Your assignment =
What lines in the following entries hold the word "size"? Copy each one.

(Data shown begins)

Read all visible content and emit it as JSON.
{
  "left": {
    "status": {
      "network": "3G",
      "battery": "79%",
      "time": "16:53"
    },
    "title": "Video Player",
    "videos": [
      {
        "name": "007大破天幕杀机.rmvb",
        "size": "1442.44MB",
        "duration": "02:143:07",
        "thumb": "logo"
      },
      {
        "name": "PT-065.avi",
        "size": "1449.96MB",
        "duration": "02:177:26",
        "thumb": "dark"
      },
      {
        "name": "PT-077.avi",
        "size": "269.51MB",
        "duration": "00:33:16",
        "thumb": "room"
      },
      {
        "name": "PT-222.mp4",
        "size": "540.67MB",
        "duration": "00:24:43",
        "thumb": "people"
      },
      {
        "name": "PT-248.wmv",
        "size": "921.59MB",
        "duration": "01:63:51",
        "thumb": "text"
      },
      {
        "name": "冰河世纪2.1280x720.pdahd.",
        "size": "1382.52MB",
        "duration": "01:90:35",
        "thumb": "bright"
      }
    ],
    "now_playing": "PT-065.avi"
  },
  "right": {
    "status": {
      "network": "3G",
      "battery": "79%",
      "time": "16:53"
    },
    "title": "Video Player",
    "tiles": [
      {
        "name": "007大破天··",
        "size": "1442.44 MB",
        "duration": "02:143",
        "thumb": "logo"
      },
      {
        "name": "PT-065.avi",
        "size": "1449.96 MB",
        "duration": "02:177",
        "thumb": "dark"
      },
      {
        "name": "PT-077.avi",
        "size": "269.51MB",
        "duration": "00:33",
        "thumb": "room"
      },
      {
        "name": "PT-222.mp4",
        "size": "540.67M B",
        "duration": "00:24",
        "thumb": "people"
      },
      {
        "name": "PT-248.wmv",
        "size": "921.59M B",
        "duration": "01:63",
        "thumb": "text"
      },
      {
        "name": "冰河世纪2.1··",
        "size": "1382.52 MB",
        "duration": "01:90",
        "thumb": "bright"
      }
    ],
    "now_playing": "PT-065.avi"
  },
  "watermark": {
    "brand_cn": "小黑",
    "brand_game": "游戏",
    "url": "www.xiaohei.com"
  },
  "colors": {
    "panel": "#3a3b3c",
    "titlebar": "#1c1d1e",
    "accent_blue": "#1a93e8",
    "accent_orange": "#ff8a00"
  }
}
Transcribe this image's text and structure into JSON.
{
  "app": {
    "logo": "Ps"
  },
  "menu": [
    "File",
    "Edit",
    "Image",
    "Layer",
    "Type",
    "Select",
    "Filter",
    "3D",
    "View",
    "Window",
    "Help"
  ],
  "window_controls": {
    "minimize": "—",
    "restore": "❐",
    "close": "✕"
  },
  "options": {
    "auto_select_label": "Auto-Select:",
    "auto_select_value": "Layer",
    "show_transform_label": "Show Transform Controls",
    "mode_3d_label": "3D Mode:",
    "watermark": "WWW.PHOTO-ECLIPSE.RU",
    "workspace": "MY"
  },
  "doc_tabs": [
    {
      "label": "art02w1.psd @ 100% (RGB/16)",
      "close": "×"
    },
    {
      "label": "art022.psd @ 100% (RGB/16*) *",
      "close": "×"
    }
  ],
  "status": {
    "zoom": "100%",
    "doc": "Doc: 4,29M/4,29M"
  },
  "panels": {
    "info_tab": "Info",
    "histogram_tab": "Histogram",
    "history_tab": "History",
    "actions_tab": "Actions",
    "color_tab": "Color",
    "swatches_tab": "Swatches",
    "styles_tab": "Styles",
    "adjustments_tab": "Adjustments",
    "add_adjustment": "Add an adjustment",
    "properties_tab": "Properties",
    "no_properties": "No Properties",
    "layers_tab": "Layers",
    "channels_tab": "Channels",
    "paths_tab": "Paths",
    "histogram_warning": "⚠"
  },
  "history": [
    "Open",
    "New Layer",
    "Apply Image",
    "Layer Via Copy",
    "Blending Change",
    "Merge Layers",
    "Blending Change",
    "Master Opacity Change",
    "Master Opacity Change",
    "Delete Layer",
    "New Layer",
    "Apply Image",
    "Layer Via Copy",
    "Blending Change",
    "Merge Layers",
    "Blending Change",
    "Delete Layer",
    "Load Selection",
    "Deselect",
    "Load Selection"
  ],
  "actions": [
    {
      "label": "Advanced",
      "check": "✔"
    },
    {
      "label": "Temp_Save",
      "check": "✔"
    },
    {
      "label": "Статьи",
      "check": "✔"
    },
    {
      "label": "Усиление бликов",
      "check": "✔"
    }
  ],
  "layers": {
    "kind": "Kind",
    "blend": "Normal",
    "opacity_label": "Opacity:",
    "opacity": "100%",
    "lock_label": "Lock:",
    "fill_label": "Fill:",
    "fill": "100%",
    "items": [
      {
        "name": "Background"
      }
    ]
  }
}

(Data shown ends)

Written solution =
        "size": "1442.44MB",
        "size": "1449.96MB",
        "size": "269.51MB",
        "size": "540.67MB",
        "size": "921.59MB",
        "size": "1382.52MB",
        "size": "1442.44 MB",
        "size": "1449.96 MB",
        "size": "269.51MB",
        "size": "540.67M B",
        "size": "921.59M B",
        "size": "1382.52 MB",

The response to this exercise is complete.